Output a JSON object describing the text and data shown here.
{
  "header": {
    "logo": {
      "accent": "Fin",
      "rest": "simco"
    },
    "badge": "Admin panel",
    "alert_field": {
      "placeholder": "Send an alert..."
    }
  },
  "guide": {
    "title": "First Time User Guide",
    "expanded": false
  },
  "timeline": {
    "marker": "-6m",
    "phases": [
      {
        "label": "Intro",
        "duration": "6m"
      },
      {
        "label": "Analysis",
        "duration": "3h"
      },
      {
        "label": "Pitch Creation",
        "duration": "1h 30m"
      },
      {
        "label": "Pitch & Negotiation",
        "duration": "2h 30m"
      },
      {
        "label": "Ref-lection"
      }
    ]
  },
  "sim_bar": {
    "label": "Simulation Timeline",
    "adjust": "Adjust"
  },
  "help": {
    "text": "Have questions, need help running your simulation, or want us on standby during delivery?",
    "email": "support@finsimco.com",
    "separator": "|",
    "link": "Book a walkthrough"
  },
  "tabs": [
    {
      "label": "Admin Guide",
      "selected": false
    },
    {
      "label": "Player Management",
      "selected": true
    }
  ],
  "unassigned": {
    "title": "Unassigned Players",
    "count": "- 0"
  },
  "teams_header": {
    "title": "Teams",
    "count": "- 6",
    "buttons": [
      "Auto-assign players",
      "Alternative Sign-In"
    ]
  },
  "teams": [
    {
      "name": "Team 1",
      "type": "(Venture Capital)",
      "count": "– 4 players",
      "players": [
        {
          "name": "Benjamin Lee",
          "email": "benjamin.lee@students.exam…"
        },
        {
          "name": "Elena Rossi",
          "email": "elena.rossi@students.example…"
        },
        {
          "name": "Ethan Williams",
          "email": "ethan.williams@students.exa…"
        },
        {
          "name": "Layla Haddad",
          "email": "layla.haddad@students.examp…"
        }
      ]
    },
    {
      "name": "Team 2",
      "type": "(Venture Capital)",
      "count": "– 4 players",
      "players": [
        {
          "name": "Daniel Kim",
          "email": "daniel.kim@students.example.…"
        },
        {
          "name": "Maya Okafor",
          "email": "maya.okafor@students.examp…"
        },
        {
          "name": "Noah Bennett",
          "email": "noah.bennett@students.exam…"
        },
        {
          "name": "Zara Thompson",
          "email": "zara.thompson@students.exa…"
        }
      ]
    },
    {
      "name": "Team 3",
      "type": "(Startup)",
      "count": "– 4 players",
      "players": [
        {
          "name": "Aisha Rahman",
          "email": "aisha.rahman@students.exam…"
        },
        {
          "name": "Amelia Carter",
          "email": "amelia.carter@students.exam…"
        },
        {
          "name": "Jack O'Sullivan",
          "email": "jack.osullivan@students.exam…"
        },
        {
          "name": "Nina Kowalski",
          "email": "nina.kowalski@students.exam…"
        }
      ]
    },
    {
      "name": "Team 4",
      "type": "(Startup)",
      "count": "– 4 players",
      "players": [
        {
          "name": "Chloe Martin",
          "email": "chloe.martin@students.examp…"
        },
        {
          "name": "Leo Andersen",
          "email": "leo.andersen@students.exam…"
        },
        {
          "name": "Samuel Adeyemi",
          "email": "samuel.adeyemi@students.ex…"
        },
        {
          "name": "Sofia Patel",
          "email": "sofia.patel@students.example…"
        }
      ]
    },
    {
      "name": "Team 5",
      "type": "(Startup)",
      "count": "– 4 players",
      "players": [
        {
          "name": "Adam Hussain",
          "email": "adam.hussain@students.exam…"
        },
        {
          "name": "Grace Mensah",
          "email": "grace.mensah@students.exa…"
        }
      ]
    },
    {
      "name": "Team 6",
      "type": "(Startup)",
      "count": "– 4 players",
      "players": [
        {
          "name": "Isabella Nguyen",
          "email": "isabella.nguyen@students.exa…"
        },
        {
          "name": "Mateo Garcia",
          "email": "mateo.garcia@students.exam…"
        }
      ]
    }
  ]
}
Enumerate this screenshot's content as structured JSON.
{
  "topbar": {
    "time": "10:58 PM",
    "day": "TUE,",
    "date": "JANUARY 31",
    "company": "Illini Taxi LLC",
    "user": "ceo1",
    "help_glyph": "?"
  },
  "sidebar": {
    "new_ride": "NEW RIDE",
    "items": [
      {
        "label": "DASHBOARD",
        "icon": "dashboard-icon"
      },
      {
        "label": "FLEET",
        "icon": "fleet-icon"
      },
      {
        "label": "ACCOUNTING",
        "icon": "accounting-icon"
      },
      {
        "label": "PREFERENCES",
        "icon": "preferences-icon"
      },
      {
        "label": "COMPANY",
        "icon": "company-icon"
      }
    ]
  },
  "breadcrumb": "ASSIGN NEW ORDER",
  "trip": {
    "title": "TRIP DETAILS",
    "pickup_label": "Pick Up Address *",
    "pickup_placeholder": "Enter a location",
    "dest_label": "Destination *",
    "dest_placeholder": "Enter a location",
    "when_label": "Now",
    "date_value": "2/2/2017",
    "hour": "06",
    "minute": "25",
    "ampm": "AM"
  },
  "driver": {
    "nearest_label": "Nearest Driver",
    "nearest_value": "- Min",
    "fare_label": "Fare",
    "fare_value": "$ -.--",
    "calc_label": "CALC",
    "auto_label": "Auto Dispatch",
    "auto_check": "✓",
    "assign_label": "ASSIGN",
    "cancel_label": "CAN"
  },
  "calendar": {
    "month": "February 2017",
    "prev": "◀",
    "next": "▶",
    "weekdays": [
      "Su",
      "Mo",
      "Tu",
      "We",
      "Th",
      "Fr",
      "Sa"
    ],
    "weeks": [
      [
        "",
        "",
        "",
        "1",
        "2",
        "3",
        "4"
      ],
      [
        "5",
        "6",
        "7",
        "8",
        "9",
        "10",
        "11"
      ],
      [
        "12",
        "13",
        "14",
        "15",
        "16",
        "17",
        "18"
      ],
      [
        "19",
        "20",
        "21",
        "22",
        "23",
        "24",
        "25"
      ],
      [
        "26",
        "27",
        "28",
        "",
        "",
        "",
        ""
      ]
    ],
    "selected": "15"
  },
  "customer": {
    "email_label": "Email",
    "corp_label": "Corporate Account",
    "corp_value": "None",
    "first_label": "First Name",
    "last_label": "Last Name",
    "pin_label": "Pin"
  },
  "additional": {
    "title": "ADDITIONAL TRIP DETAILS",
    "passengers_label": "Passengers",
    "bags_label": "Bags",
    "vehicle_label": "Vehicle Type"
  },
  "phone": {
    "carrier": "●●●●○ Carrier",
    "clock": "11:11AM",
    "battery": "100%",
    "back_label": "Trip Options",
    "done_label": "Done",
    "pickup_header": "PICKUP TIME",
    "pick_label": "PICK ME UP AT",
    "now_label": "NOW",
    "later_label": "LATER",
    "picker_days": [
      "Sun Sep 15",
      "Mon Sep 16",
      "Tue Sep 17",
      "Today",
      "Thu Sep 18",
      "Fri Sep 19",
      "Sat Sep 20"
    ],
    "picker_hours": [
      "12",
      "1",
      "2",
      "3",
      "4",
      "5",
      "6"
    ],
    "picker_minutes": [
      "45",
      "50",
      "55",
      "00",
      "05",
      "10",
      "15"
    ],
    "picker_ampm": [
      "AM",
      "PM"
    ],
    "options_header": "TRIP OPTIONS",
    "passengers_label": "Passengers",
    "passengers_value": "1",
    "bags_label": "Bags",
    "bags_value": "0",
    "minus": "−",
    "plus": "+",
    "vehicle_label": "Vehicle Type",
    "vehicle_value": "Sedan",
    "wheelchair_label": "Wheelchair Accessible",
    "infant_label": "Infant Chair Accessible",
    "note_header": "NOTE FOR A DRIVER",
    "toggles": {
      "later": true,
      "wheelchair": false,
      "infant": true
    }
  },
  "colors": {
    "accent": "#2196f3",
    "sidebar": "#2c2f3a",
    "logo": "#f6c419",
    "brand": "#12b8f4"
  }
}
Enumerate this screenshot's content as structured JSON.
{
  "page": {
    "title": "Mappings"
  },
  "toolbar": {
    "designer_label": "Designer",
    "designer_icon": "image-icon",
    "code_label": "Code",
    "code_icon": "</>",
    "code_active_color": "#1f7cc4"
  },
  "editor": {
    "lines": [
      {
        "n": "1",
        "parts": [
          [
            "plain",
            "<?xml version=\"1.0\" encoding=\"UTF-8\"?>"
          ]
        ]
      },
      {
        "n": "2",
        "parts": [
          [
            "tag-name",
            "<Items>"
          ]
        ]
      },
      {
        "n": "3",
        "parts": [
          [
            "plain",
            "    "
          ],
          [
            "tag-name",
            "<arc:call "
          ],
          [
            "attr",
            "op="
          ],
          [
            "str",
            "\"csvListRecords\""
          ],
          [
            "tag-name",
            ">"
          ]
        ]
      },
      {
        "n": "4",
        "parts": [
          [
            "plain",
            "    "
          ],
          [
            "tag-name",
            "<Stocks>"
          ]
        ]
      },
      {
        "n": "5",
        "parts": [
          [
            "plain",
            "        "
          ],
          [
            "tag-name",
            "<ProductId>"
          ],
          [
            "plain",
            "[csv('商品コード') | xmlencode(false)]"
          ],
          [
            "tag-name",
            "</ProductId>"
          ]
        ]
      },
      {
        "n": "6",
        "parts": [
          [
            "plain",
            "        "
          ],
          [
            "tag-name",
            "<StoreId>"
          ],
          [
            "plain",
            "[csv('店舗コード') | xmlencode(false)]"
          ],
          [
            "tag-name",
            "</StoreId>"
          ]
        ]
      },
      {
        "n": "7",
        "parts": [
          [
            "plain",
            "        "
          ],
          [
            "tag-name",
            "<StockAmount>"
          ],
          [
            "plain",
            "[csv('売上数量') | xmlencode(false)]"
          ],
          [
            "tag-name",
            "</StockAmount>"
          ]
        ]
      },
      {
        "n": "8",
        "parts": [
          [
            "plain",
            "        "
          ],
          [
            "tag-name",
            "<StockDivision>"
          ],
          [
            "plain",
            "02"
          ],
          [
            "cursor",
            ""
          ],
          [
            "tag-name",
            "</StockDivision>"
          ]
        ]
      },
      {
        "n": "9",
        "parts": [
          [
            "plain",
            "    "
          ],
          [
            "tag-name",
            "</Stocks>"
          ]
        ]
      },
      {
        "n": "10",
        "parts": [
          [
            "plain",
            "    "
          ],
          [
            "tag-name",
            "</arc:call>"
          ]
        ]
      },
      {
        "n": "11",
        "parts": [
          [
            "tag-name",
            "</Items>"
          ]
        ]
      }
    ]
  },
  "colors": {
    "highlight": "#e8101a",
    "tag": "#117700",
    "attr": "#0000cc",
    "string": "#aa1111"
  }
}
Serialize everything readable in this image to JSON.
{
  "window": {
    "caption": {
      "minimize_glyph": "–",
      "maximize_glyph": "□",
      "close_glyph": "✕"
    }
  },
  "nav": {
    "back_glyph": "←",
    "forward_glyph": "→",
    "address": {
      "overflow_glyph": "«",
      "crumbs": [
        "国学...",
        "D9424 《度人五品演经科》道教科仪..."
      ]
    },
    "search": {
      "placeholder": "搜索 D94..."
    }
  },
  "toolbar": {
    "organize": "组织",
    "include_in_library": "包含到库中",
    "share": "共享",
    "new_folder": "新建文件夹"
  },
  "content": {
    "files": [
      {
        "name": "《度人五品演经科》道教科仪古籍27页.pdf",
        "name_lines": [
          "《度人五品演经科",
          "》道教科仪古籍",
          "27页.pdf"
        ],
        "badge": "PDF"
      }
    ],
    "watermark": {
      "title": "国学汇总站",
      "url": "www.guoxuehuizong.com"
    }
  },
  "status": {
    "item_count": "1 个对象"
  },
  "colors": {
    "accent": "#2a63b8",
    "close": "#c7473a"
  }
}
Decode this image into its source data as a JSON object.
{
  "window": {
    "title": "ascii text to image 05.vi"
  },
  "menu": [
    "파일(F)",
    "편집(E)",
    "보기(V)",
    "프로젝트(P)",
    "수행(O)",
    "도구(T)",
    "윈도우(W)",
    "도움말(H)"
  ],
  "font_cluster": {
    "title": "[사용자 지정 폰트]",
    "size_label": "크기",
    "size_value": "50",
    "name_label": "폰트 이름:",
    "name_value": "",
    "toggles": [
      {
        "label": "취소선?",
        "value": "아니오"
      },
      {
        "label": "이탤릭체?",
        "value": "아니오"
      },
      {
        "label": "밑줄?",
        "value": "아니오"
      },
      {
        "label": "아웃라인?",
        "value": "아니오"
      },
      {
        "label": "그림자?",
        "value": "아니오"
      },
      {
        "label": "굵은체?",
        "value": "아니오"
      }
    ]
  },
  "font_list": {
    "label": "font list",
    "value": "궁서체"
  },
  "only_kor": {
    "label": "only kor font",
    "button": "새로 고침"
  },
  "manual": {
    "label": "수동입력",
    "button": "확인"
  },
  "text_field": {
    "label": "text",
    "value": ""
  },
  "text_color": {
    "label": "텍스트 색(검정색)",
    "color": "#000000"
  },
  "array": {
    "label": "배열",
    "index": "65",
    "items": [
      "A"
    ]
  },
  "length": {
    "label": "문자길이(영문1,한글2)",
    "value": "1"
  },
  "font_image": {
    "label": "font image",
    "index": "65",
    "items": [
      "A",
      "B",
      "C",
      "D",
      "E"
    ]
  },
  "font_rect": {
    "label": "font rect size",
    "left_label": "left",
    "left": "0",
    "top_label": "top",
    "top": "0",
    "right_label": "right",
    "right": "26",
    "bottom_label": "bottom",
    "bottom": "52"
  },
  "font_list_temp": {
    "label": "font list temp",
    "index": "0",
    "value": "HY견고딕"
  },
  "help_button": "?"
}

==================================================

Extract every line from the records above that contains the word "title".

[Solution for this problem]
    "title": "First Time User Guide",
    "title": "Unassigned Players",
    "title": "Teams",
    "title": "TRIP DETAILS",
    "title": "ADDITIONAL TRIP DETAILS",
    "title": "Mappings"
      "title": "国学汇总站",
    "title": "ascii text to image 05.vi"
    "title": "[사용자 지정 폰트]",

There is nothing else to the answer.